On Vashon Island, voters are deciding whether to create a special hospital district. It wouldn’t be used to build an actual hospital, but rather to subsidize a primary care clinic on the island and possibly bring other health care services there. Like other rural areas, Vashon Island struggles to provide basic health care.
John Jenkel sits on the board of Neighborcare, which operates the primary care clinic on Vashon Island and is with the campaign in favor of the measure, on the ballot as King County Public Hospital District No. 5 Proposition 1. He points out there’s no hospital or urgent care clinic on Vashon and the one primary care clinic is having trouble meeting making ends meet.
“Well if it fails I think you’re likely to see the clinic out here close. And I don’t see another entity having any incentive to come out here and run it," Jenkel said.
He said rural areas like Vashon, which is only accessible by ferry, have a hard time keeping primary care providers because insurance reimbursement rates don’t cover costs. He said a taxing district makes sense because it helps make up that cost by spreading it among the entire population. If the measure passes, a homeowner of a $500,000 home would pay about $225.
Hilary Emmer, who works with low income residents, is against creating a hospital district. She said it wouldn’t be affordable for people who already have a hard time paying their property taxes. And, she says, “we don’t know what we’re voting on.”
Emmer points out that, under Washington law, a special purpose hospital district is given a lot of latitute about how it spends the tax money. She said although the campaign was initially about helping out the primary care clinic, lately there’s been talk of adding other services, such as urgent care.
Emmer said that's a mistake and is indicative of people who’ve moved to Vashon to get away from the city but still want city-level services. She said people say if they cut their finger, they want to have “walk-in service.” But, she said, “It’s not feasible. Everyone says we don’t have the population for that."
Vashon's population is 10,000.
Proponents of the hospital district say there will be plenty of opportunities for the public to have input on what health care services the tax money is spent on. And, they say, commissioners for the district will be elected by the public.

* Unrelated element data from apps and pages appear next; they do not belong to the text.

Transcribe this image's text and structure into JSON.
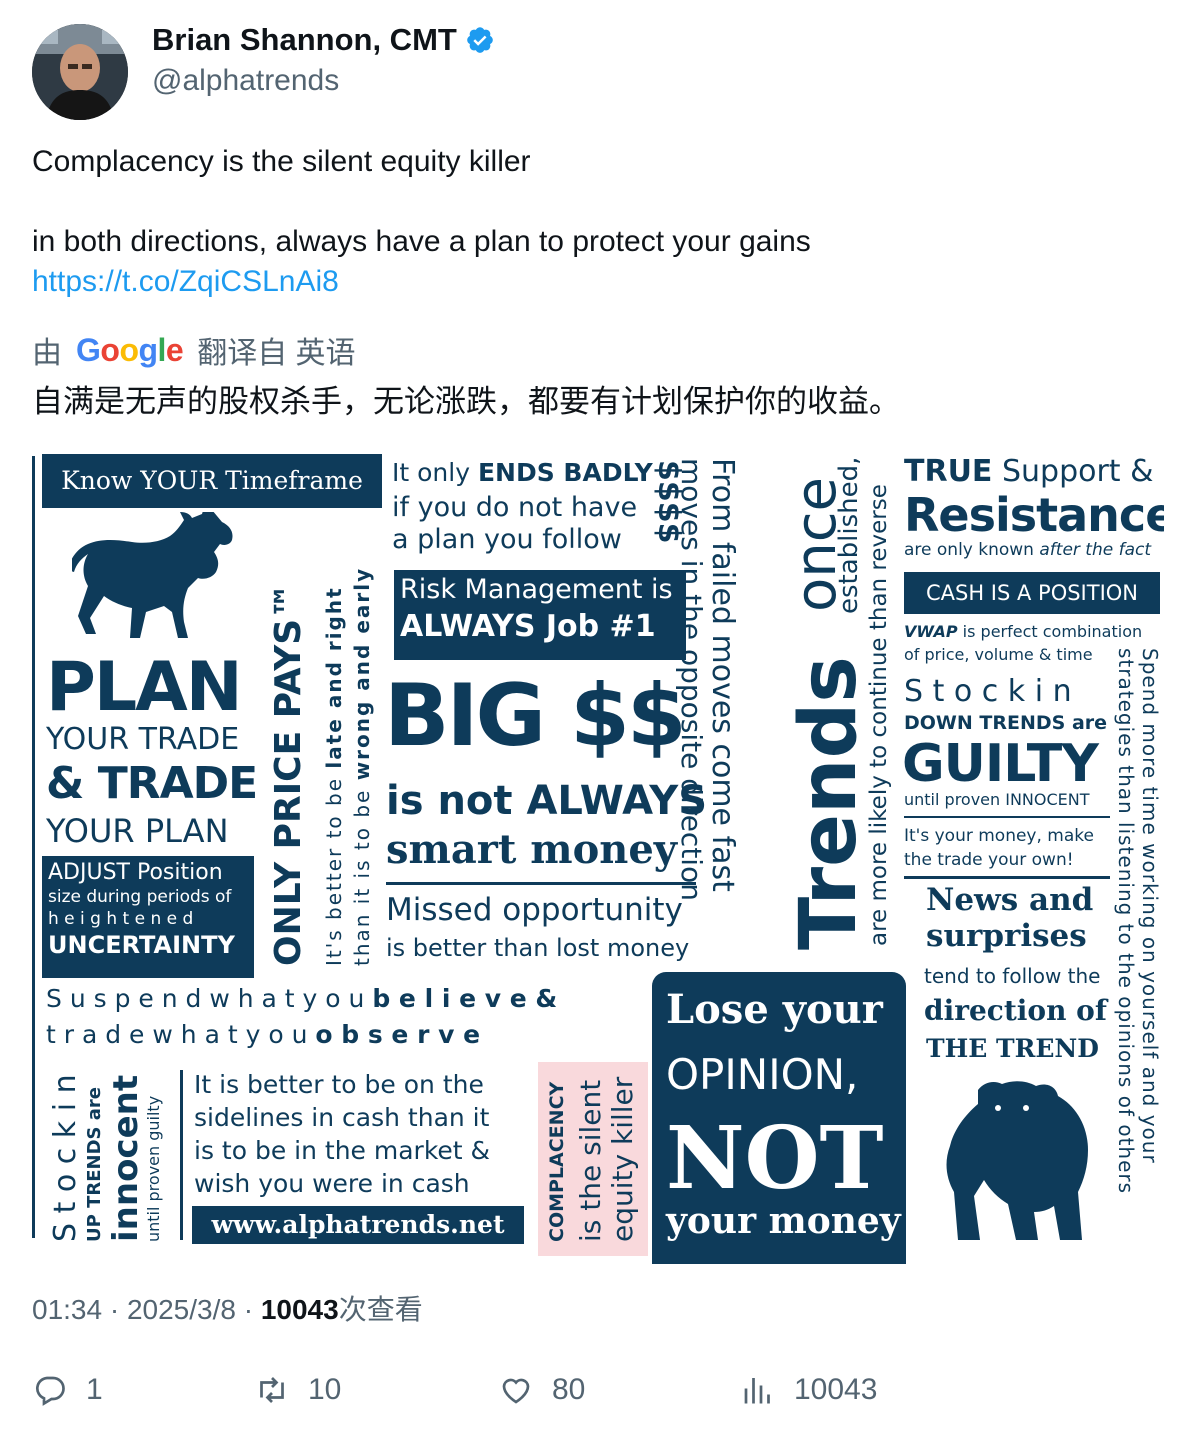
{
  "author": {
    "display_name": "Brian Shannon, CMT",
    "handle": "@alphatrends",
    "verified": true
  },
  "tweet": {
    "line1": "Complacency is the silent equity killer",
    "line2": "in both directions, always have a plan to protect your gains",
    "link": "https://t.co/ZqiCSLnAi8"
  },
  "translation": {
    "prefix": "由",
    "provider": "Google",
    "suffix": "翻译自 英语",
    "text": "自满是无声的股权杀手，无论涨跌，都要有计划保护你的收益。"
  },
  "poster": {
    "know_timeframe": "Know YOUR Timeframe",
    "plan": "PLAN",
    "your_trade": "YOUR TRADE",
    "and_trade": "& TRADE",
    "your_plan": "YOUR PLAN",
    "adjust1": "ADJUST Position",
    "adjust2": "size during periods of",
    "adjust3": "h e i g h t e n e d",
    "adjust4": "UNCERTAINTY",
    "only_price_pays": "ONLY PRICE PAYS™",
    "late_right_a": "It's better to be",
    "late_right_b": "late and right",
    "wrong_early_a": "than it is to be",
    "wrong_early_b": "wrong and early",
    "ends_badly1a": "It only",
    "ends_badly1b": "ENDS BADLY",
    "ends_badly2": "if you do not have",
    "ends_badly3": "a plan you follow",
    "dollars_vertical": "$$$$",
    "risk1": "Risk Management is",
    "risk2": "ALWAYS Job #1",
    "big_ss": "BIG $$",
    "not_always": "is not ALWAYS",
    "smart_money": "smart money",
    "missed1": "Missed opportunity",
    "missed2": "is better than lost money",
    "failed_moves": "From failed moves come fast",
    "opposite": "moves in the opposite direction",
    "trends_once": "Trends",
    "once": "once",
    "established": "established,",
    "continue": "are more likely to continue than reverse",
    "true_sr1a": "TRUE",
    "true_sr1b": "Support &",
    "resistance": "Resistance",
    "after_fact_a": "are only known",
    "after_fact_b": "after the fact",
    "cash_position": "CASH IS A POSITION",
    "vwap1a": "VWAP",
    "vwap1b": "is perfect combination",
    "vwap2": "of price, volume & time",
    "stock_in": "S t o c k   i n",
    "down_trends": "DOWN TRENDS are",
    "guilty": "GUILTY",
    "until_innocent": "until proven INNOCENT",
    "your_money1": "It's your money, make",
    "your_money2": "the trade your own!",
    "news1": "News and",
    "news2": "surprises",
    "news3": "tend to follow the",
    "news4": "direction of",
    "news5": "THE TREND",
    "spend_time1": "Spend more time working on yourself and your",
    "spend_time2": "strategies than listening to the opinions of others",
    "suspend1a": "S u s p e n d   w h a t   y o u",
    "suspend1b": "b e l i e v e   &",
    "suspend2a": "t r a d e   w h a t   y o u",
    "suspend2b": "o b s e r v e",
    "stock_in_up": "S t o c k   i n",
    "up_trends": "UP TRENDS are",
    "innocent": "innocent",
    "until_guilty": "until proven guilty",
    "sidelines1": "It is better to be on the",
    "sidelines2": "sidelines in cash than it",
    "sidelines3": "is to be in the market &",
    "sidelines4": "wish you were in cash",
    "website": "www.alphatrends.net",
    "complacency1": "COMPLACENCY",
    "complacency2": "is the silent",
    "complacency3": "equity killer",
    "lose1": "Lose your",
    "lose2": "OPINION,",
    "lose3": "NOT",
    "lose4": "your money"
  },
  "meta": {
    "time": "01:34 · 2025/3/8 · ",
    "views_count": "10043",
    "views_label": "次查看"
  },
  "actions": {
    "replies": "1",
    "reposts": "10",
    "likes": "80",
    "views": "10043"
  },
  "colors": {
    "navy": "#0e3b5a",
    "link": "#1d9bf0",
    "muted": "#536471",
    "pink": "#f9d9dc"
  }
}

In 2006, a similar measure to create a hospital district on Vashon Island was defeated.